Using the listing below, report how many lines hold the word "summary", and nothing else.

↓↓↓

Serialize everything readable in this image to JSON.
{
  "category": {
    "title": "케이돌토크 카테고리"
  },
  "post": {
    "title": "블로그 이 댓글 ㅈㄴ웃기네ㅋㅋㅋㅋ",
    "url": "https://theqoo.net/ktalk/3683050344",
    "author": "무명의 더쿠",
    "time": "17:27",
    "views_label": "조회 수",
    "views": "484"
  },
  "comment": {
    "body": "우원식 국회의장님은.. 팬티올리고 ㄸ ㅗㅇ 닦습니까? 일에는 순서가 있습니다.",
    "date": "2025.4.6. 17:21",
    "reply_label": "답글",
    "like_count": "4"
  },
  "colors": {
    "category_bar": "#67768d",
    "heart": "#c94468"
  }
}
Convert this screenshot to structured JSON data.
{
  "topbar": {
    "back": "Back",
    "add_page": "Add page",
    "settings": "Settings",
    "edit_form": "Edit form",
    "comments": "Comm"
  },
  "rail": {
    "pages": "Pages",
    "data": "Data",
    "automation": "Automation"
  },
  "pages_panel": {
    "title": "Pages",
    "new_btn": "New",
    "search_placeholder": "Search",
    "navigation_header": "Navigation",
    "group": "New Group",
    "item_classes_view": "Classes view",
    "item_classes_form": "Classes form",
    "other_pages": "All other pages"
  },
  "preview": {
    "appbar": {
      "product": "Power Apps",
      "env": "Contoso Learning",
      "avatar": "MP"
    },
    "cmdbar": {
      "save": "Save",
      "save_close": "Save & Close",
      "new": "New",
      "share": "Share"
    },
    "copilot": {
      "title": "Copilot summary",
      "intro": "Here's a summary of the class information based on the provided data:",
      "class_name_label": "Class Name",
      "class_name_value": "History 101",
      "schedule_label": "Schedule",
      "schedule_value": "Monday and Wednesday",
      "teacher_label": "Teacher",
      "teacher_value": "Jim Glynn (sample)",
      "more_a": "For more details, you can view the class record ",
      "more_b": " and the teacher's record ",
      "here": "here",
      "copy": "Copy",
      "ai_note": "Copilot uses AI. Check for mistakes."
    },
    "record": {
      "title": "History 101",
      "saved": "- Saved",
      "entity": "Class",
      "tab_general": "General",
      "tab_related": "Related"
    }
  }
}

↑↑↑

- [Response to this exercise]:
2